Treat your water kindly. Run the tap a little so the water’s nicely aerated, and only boil it once to keep the oxygen level up. Oxygen in water helps flavour!

And into Malay (and the Malaysians know a bit about tea):

Treat your water well. Remove the pipe slightly so that the water is well ventilated, and only boils once to maintain the oxygen level. Oxygen in the water helps to taste!

This is just one example of why it’s worth investing in a professional (human!) translator. But you’ll also need to invest some time to brief your translation agency clearly – and to allow the translator to complete the work.

So how much time is that? A good rule of thumb is to assume that a translation will take around the same time that the original copy took to write. The translator may well need some time to research the subject, reflect and go back to it, to get it absolutely right. Be clear with your translation agency about the target audience for your text, too.

A set of instructions for manual labourers on how to assemble a product will have a very different tone and positioning from an arts brochure or a scientific paper. And marketing material aimed at teenagers and young adults will be different again. Get it slightly wrong, and you’ll lose credibility – and lose the interest of your key audience. In short, take exactly the same care and pride in your translation as you would in the original language.
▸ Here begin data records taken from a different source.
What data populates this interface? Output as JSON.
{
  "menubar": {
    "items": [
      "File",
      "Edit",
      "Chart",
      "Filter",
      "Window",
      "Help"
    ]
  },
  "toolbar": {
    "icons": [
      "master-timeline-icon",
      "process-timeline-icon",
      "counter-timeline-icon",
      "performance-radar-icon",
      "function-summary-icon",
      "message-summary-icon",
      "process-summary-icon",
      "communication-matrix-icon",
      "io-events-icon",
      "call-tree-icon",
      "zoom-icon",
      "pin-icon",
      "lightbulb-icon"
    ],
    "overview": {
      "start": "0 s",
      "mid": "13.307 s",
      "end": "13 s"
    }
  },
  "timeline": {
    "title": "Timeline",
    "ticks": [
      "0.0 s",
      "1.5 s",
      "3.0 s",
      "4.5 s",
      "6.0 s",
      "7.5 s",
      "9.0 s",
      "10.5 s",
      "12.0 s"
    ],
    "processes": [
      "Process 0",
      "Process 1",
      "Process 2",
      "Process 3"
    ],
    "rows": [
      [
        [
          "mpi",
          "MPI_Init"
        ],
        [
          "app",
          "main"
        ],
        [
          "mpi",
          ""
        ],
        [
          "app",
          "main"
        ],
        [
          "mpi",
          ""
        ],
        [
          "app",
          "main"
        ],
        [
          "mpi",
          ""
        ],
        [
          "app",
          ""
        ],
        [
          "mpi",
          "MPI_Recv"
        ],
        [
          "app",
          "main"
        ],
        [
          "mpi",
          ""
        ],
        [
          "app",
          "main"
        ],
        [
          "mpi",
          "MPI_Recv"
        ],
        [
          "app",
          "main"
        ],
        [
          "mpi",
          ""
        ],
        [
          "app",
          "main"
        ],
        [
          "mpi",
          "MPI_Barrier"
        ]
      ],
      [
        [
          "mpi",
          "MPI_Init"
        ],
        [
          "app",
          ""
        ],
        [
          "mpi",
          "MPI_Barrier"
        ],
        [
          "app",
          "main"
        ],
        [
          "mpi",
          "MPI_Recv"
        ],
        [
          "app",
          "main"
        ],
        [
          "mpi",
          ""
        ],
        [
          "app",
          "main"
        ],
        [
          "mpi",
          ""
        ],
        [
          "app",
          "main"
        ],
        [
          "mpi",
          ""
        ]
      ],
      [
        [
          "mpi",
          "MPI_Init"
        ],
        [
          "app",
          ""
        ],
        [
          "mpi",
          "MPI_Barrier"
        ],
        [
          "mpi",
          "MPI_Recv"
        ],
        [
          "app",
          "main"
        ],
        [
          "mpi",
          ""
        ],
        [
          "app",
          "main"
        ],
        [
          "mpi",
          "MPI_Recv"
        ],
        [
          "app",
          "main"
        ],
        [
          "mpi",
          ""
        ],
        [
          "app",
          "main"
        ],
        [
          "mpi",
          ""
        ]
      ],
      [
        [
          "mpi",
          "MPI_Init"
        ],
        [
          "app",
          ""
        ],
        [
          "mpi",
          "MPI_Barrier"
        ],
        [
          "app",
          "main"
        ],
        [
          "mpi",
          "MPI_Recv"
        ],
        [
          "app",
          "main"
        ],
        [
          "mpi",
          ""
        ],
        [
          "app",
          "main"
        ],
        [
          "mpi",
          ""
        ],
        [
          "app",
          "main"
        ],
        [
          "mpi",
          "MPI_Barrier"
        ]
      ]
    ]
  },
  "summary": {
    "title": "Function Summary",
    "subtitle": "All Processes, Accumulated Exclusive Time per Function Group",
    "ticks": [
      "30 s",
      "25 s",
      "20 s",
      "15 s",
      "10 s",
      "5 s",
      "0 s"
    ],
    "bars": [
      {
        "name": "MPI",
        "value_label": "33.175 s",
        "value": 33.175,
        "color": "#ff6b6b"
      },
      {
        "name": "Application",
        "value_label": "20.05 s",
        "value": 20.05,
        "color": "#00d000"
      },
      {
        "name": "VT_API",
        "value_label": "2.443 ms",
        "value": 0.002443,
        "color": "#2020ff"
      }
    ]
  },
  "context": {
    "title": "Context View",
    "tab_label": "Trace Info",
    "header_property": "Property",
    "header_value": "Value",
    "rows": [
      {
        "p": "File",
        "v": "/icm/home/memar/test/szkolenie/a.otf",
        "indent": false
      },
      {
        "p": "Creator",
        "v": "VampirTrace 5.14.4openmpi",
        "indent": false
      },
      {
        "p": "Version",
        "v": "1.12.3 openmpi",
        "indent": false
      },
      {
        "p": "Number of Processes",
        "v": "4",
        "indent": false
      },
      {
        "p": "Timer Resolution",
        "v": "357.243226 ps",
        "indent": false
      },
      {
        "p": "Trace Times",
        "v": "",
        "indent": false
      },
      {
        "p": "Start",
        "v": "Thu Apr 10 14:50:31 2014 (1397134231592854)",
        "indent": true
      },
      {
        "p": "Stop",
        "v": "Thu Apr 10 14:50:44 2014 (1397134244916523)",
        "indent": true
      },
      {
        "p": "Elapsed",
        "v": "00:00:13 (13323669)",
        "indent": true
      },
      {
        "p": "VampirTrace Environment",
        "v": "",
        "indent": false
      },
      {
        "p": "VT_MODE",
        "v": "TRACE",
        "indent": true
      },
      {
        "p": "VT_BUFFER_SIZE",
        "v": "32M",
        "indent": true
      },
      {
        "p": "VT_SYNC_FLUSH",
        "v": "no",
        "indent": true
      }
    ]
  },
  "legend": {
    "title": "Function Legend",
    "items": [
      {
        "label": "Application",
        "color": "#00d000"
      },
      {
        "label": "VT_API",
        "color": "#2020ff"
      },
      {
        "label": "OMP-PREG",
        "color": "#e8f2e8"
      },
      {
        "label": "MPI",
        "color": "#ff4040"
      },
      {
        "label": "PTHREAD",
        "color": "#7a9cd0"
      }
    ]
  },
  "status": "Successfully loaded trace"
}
If you’ve never used a translation agency before and don’t know where to start, check if the ones you’re considering are members of a recognised professional body, such as the Institute of Translation and Interpreting. The ITI’s professional code of conduct requires its members to act with honesty and integrity, with professional competence and to maintain client confidentiality. Check what will be included in the price, too – proofreading is usually an optional extra, but if you’re not fluent in the dialect or language, it’s worth paying for. Your foreign text should be flawless, to reflect the high standards of your goods or services.

And if you find you have to wait a little for your copy to be translated, recognise it as the good sign that it is. The best translators are always busy. They’re also worth the wait.